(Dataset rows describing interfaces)
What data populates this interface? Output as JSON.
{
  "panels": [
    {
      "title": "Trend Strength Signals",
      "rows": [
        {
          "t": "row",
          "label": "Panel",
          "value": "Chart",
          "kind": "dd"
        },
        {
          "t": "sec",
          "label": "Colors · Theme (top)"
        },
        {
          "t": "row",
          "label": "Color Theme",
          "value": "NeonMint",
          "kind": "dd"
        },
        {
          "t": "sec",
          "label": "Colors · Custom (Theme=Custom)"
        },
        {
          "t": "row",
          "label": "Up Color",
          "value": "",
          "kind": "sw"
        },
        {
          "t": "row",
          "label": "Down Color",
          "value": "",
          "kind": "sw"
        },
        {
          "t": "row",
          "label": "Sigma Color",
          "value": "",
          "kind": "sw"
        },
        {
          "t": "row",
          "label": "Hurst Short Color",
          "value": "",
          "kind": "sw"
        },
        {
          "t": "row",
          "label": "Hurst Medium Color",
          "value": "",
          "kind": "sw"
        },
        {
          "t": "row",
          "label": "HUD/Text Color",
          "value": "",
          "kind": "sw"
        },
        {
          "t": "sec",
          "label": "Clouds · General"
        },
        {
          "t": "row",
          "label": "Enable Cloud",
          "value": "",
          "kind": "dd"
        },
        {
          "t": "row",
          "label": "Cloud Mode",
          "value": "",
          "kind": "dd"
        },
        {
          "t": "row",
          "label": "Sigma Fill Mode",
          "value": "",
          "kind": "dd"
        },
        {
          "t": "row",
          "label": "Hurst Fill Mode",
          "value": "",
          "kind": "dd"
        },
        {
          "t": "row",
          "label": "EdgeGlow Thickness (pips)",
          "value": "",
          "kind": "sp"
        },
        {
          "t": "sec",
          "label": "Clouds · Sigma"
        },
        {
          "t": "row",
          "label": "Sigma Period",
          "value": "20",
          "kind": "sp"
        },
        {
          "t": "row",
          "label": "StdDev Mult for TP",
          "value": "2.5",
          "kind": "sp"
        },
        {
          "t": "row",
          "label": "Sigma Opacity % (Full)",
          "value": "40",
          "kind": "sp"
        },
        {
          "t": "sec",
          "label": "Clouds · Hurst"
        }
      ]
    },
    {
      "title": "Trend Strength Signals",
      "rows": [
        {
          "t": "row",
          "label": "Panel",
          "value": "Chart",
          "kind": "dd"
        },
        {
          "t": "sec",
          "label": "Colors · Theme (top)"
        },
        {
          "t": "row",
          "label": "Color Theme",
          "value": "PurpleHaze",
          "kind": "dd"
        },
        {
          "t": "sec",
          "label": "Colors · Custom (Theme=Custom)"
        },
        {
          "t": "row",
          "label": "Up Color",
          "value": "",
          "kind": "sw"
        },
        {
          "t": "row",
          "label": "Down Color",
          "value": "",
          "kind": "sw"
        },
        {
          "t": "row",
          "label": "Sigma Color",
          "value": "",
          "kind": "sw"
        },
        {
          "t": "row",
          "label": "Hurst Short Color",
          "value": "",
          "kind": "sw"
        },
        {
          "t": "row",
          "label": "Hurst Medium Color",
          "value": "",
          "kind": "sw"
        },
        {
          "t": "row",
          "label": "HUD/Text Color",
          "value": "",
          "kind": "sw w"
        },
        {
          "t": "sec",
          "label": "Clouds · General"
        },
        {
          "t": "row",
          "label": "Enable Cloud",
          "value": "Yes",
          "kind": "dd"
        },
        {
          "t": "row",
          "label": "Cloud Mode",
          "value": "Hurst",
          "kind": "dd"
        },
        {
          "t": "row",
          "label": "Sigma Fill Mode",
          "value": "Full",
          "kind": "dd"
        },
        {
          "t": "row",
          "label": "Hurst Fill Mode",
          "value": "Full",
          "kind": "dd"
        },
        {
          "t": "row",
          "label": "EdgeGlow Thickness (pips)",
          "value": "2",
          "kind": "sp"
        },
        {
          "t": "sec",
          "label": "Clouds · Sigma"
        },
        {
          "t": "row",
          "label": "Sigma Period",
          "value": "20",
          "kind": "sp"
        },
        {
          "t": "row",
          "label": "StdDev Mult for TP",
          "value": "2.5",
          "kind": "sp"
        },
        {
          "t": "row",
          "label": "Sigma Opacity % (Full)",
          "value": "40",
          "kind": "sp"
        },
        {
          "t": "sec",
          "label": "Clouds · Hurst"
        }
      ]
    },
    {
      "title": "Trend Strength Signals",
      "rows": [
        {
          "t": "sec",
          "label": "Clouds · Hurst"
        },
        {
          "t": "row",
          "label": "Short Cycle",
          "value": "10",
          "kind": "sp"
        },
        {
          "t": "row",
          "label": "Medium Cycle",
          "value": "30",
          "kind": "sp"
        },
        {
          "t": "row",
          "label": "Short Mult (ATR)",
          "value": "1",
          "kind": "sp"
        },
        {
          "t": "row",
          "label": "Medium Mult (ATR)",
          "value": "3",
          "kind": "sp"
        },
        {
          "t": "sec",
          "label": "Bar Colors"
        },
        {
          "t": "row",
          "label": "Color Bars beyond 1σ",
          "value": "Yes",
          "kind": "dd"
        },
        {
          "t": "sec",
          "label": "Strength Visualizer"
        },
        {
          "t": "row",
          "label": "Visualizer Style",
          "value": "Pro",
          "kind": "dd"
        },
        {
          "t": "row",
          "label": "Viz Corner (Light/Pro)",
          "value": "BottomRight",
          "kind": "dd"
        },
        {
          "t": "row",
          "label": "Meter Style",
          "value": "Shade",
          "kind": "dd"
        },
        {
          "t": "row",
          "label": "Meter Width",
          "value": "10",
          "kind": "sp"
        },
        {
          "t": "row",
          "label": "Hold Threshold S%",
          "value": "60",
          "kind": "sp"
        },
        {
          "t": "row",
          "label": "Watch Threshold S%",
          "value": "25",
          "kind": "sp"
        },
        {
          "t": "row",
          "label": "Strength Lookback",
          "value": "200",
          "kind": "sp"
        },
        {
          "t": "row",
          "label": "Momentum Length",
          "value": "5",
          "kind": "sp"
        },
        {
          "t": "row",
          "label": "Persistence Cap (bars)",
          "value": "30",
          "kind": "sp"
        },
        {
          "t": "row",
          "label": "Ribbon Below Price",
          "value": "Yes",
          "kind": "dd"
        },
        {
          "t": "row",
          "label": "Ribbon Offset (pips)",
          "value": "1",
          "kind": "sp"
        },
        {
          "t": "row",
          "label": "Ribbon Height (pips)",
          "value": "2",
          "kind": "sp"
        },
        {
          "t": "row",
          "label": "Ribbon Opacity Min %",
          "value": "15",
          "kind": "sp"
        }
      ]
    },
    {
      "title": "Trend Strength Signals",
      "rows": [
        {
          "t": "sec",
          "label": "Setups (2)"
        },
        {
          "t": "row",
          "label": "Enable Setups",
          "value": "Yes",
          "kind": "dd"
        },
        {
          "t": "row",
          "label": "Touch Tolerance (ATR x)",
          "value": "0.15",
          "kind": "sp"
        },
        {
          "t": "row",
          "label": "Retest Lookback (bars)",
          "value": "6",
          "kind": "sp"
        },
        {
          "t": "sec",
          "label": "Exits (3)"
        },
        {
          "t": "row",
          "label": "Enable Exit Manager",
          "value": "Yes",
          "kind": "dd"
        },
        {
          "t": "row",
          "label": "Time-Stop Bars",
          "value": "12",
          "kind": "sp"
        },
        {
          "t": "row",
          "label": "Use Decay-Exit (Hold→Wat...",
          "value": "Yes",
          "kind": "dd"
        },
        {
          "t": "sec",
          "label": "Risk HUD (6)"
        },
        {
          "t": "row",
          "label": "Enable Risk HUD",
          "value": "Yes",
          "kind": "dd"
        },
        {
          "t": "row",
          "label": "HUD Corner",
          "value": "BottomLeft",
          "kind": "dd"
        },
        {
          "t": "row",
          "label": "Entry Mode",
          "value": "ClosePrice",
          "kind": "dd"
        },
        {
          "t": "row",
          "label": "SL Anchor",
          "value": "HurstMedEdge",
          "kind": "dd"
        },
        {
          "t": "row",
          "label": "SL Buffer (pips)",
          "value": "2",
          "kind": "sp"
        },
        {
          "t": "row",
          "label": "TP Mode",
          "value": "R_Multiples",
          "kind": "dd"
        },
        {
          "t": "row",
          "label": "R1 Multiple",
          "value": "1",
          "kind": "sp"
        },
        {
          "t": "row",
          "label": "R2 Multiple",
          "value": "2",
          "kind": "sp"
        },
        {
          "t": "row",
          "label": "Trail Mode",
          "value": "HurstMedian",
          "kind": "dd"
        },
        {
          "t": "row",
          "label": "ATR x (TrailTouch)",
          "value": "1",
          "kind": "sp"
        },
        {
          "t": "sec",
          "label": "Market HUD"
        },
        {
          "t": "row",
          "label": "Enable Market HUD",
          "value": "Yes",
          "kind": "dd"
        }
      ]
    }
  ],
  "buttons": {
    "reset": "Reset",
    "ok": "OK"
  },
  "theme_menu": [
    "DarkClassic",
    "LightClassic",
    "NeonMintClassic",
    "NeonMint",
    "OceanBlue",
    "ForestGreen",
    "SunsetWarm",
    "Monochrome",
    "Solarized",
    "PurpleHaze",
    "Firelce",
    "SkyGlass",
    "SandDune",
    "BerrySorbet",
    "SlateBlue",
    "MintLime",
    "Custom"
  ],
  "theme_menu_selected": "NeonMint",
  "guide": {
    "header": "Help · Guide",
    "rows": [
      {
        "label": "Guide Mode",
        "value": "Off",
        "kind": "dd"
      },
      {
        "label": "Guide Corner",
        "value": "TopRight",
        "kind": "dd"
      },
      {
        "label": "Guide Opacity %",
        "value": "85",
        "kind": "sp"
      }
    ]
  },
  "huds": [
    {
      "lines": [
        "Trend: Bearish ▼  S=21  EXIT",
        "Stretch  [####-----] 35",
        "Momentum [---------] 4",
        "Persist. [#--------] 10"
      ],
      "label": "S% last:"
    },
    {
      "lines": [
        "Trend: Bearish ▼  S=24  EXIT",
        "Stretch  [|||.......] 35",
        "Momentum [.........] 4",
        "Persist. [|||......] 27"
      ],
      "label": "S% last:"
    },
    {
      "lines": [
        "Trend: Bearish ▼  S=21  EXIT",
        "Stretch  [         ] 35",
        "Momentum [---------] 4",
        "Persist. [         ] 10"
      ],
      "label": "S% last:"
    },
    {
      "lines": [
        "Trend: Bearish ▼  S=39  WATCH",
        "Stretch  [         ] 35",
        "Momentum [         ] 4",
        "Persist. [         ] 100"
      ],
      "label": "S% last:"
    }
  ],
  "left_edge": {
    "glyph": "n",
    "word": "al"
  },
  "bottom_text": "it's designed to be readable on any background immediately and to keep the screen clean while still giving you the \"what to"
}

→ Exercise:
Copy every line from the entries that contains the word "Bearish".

→ Output of the task:
        "Trend: Bearish ▼  S=21  EXIT",
        "Trend: Bearish ▼  S=24  EXIT",
        "Trend: Bearish ▼  S=21  EXIT",
        "Trend: Bearish ▼  S=39  WATCH",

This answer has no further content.